## What the task requires
Among the records below, how many lines contain "chevron"? State the number and nothing more.

Dataset rows describing interfaces
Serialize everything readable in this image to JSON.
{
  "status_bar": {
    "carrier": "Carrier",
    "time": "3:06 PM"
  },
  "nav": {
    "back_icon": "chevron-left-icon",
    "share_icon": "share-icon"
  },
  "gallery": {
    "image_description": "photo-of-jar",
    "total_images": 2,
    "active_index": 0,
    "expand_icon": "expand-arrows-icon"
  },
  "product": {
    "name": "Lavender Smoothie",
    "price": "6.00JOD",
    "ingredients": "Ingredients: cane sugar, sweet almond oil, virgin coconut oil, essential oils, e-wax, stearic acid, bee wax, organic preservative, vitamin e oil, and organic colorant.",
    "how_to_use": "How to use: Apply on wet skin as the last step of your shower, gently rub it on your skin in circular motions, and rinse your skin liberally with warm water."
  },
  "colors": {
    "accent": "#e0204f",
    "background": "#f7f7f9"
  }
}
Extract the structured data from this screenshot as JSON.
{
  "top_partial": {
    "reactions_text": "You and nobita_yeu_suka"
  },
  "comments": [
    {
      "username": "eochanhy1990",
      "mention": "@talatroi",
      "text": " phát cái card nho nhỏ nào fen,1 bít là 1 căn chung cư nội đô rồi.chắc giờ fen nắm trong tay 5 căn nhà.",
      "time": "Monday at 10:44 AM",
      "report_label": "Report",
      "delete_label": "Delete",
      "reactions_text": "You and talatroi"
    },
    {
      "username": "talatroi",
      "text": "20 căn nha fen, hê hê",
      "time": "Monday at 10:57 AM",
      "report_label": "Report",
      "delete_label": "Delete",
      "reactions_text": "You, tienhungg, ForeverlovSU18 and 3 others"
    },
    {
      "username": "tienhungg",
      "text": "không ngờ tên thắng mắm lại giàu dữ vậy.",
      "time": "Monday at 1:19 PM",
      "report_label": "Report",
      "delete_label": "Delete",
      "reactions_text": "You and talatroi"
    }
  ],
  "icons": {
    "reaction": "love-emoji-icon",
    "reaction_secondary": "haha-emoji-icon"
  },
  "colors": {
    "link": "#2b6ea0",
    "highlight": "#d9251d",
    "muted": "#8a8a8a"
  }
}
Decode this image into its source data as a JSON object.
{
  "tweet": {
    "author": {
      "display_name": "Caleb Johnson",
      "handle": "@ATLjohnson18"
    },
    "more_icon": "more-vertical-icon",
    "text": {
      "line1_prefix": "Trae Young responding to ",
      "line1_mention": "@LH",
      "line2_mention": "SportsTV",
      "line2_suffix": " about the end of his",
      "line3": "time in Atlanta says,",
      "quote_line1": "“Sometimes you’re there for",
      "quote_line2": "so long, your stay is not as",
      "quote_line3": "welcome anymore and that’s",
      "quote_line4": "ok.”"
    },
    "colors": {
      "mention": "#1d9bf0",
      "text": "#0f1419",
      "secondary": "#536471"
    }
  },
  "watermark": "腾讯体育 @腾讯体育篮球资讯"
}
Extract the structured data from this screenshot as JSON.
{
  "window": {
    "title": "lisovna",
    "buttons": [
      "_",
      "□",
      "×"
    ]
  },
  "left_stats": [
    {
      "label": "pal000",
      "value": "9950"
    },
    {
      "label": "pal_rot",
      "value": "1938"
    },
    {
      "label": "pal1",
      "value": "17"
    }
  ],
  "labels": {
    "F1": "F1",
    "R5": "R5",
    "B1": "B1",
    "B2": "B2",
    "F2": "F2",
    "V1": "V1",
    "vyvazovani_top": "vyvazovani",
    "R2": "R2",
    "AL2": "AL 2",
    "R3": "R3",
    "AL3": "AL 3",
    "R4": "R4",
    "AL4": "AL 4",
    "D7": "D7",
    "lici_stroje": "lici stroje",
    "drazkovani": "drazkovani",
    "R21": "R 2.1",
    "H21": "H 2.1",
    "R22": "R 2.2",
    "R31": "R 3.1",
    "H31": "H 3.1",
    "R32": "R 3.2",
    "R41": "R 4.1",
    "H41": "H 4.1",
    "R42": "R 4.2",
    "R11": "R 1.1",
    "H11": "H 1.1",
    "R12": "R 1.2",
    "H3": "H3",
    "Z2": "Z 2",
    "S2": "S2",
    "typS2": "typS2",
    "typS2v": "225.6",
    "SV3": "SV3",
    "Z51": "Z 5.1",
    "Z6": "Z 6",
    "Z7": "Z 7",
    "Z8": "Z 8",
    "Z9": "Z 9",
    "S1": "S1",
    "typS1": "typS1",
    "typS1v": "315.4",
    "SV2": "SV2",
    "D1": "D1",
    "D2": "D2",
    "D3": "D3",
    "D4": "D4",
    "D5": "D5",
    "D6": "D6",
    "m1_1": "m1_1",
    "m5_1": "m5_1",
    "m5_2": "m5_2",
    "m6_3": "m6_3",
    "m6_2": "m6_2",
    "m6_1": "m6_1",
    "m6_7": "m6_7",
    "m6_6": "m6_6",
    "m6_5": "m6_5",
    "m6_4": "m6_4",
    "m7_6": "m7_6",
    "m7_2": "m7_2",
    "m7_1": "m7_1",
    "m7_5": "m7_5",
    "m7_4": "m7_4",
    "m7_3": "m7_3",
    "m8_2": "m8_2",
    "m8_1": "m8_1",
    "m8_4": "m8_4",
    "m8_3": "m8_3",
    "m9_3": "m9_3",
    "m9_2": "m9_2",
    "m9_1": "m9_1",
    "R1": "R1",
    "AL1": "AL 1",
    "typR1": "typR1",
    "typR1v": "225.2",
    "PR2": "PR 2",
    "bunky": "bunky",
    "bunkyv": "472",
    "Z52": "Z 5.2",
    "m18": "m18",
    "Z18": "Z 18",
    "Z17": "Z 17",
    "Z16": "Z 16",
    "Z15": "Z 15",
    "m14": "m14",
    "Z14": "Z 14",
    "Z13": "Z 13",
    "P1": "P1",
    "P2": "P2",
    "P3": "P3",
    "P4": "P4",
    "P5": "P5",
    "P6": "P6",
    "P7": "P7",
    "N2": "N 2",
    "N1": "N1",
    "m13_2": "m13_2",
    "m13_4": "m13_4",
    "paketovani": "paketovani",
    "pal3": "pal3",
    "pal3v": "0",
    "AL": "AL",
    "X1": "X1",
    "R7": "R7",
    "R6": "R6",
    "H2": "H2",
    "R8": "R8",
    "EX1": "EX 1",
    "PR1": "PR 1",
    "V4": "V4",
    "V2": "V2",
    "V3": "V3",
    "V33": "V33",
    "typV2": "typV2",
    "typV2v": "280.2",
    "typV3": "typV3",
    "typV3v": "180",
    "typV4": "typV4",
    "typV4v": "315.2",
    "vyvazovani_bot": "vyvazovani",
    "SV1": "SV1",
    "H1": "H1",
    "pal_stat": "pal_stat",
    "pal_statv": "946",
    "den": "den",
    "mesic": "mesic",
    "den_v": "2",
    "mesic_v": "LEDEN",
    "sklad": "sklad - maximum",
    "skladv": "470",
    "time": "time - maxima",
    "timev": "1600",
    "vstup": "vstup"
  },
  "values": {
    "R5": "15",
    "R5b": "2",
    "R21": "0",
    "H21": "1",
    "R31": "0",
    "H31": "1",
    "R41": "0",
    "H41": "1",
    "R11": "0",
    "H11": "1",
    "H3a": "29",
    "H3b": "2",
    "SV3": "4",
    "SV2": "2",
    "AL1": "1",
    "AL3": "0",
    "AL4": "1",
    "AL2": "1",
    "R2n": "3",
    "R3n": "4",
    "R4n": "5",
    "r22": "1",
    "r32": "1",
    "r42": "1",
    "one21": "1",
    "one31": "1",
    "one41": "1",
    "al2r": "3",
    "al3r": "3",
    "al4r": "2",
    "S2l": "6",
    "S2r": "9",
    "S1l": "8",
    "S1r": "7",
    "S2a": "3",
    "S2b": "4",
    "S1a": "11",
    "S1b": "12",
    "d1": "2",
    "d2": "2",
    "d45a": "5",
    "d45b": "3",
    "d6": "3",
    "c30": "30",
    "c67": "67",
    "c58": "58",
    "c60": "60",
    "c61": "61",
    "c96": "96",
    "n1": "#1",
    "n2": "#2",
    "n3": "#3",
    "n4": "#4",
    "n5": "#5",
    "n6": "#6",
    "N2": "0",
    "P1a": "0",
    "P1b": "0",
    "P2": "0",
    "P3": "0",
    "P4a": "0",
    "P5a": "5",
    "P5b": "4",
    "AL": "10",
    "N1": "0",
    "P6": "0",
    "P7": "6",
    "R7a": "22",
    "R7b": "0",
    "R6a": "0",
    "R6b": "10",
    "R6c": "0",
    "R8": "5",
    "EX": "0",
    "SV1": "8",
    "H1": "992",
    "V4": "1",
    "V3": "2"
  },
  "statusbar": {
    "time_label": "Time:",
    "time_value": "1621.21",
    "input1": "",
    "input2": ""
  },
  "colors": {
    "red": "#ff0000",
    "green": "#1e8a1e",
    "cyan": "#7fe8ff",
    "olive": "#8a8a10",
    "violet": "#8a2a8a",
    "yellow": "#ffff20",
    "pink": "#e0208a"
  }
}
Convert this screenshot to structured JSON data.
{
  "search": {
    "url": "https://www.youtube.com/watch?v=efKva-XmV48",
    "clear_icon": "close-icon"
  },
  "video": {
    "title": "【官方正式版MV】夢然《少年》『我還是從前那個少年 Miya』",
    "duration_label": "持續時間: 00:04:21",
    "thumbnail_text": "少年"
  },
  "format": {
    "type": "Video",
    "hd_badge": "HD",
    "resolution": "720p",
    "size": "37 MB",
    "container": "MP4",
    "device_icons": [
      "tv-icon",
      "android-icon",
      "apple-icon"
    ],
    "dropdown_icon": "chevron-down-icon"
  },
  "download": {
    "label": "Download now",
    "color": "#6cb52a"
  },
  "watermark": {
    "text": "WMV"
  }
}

## Task solution
2